■ Exercise brief ■
Each line with the word "Check" must appear in the answer, copied from the records.

[Dataset rows for apps and sites]
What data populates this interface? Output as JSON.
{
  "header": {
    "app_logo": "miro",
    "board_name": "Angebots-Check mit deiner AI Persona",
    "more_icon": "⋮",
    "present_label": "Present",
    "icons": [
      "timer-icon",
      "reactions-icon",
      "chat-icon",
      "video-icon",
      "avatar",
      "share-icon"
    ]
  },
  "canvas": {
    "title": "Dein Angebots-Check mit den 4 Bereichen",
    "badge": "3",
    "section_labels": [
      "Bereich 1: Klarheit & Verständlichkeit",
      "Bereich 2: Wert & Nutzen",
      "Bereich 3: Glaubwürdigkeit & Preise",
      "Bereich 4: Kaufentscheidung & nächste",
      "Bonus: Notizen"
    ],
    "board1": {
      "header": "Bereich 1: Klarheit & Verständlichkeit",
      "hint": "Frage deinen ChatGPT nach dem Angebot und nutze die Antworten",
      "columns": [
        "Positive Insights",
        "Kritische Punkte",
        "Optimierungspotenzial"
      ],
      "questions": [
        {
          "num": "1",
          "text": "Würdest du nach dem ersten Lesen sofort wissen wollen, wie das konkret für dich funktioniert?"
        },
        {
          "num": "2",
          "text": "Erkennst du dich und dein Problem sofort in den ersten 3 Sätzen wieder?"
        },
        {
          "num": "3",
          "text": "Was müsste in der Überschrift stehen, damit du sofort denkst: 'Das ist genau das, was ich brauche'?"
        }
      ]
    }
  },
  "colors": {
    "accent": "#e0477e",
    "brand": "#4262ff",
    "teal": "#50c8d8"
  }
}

■ Response ■
    "board_name": "Angebots-Check mit deiner AI Persona",
    "title": "Dein Angebots-Check mit den 4 Bereichen",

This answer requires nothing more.